Up to this point, Fi’s connection to her father through the paranormal has been subtly portrayed, demonstrating why Fi strongly believes in the supernatural.
When she discovers that the Angel is searching for her, she embarks on a journey depicted in the episode by the striking image of Fi and the Angel entering a doorway of light.
This journey aligns with the show’s theme song, using classic Enlightenment metaphors of darkness symbolizing ignorance and light representing knowledge.
It signifies that Fi is not merely a character who has constructed a personal mythology to connect with her absent father but also a character on a quest to uncover hidden truths about the world.
This complexity in characterization is challenging to convey in a purely serialized format, and this exploration of life and death, ignorance and knowledge, ultimately elevates “Angel” beyond a mediocre episode.
Meanwhile, in “Strangeling,” the show skillfully balances mythology and serialization with the formulaic approach that underpins most television series.
The titular creature, a distant cousin of the dragon, takes a back seat to Fi as she discusses the existence and nature of magic.
The episode deviates from the “Town of the Week” formula as the characters visit a family member, Fi’s Aunt Melinda, who is Molly’s sister.
Melinda’s involvement in a production of Macbeth advances the mythology, revealing Fi’s maternal lineage connected to witches, and it provides an appropriately eerie backdrop for the monster’s presence.
The theatrical setting also influences the storyline.
Fi’s cousins Miranda and Maggie, ardent followers of Fi’s website, dress her as a witch and playfully share stories about the authenticity of Melinda’s spellbook.
Simultaneously, Jack and Clu get into the act by portraying knights and learning stagecraft tricks.
Tensions rise following a staged fight between Fi and Jack.
Jack employs a trick to seemingly vanish through the stage amid a smoky haze, while Fi, playfully reading a spell from Melinda’s book, unknowingly uses a real spell.
It’s only after Fi becomes angry with Jack and belittles Maggie and Miranda for believing in magic that she realizes the gravity of her actions and sets out to rectify the situation.
The summoning and banishment of the strangeling fulfil a purpose akin to Buffy for Fi.
Jack has already called her out for pursuing the supernatural selfishly.
However, in this instance, Fi unintentionally takes action to have fun with her older brother.
Consequently, she must assume responsibility for her actions and return the creature to the book.
The show does not place artificial obstacles in her path but empowers her to find a solution.
Fi discovers that the book frightens the creature, which allows her to direct Jack, dressed as a knight with limited visibility in his helmet, to trick the creature back into the spellbook.

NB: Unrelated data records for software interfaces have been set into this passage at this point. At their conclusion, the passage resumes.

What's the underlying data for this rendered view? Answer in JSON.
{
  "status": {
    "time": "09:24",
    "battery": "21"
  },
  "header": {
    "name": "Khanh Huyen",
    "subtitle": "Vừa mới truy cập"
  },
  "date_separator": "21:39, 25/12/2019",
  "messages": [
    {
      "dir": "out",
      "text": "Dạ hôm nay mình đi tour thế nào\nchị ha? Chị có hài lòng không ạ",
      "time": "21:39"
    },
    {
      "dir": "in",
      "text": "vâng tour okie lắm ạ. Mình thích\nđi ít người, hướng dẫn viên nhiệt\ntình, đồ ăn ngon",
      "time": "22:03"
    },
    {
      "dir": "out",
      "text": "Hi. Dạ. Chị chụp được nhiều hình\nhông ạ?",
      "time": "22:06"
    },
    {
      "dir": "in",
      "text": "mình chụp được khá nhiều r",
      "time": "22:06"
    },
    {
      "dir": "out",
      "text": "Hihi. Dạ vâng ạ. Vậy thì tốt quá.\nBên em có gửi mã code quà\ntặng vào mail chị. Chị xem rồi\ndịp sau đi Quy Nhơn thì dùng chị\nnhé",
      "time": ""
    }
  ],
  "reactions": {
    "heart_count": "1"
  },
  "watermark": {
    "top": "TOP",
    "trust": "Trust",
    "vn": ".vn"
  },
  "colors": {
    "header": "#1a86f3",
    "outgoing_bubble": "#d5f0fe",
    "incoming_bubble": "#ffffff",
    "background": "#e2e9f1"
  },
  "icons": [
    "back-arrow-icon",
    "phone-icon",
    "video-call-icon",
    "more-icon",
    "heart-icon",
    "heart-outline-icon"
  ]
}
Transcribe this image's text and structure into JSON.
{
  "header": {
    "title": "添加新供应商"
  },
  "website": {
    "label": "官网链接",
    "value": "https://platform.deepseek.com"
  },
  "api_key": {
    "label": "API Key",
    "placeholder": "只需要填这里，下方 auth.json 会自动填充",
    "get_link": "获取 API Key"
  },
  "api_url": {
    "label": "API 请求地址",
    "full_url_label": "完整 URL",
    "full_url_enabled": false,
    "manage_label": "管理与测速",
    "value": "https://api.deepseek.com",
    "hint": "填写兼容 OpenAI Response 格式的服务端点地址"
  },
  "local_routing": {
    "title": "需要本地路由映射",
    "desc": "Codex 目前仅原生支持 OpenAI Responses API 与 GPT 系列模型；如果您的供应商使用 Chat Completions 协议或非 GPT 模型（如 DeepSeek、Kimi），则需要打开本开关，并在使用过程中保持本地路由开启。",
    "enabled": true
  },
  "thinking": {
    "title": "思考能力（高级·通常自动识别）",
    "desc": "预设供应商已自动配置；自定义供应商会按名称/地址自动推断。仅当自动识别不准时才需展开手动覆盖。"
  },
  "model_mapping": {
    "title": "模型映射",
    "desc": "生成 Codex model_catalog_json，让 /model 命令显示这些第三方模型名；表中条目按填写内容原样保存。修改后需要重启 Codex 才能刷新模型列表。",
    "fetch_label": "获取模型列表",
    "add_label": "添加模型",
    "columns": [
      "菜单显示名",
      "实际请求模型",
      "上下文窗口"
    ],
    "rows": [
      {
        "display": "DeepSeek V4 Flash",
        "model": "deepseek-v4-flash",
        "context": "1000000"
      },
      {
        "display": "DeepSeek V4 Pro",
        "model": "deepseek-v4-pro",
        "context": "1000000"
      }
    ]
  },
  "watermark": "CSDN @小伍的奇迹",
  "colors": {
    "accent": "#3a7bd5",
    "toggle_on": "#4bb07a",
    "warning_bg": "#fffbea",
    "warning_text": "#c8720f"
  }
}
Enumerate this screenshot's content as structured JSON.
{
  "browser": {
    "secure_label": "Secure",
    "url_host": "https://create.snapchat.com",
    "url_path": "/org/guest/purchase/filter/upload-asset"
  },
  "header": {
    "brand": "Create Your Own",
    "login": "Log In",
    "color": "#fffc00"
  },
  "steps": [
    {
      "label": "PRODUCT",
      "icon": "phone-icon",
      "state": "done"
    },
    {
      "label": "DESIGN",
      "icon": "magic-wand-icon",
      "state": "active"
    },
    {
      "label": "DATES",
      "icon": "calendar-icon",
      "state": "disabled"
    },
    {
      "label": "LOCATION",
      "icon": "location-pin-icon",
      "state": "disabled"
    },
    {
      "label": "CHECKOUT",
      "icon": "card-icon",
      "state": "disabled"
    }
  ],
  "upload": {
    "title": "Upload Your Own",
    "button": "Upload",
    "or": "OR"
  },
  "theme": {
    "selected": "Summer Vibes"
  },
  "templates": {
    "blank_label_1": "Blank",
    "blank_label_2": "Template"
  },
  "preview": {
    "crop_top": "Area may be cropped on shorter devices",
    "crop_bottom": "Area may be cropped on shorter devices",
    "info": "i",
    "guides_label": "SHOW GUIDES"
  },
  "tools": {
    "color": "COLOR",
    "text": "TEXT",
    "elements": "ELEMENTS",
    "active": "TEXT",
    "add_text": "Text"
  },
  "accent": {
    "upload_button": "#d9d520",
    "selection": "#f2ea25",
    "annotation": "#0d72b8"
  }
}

Director Pat Williams adeptly captures this empowerment by shooting Fi from below and Jack from above during their confrontation about the stagecraft trick, a visual representation of power dynamics.
The show solidifies its mythology by naming Fiona’s Celtic ancestors, the O’Shannons, linked to her grandmother Kathleen’s maiden name.
Yet, “Strangeling” also contains an element of serialization.
If Fi’s maternal family possesses supernatural abilities, why not explore potential supernatural connections on her paternal side?
Molly hints at a secret she has kept from Fi: her father’s involvement in paranormal investigations.
This revelation provides a new context for the show’s implicit exploration of Fi’s journalistic curiosity about unusual events.
What other secrets have the Phillips family hidden about their patriarch?
Unfortunately, a half-hour episode cannot address this question.
However, both “Angel” and “Strangeling” depict a more confident series that knows the type of story it wishes to convey, even if it’s uncertain about the storytelling approach.
“Strangeling” stands out as the stronger episode because, despite introducing new developments about the Phillips family, it remains an effectively atmospheric standalone story about a monster’s escape during a Macbeth rehearsal.
It demonstrates artistic expression thriving within the constraints of serialization and mythology.
Also Read: Review: So Weird, “Web Sight”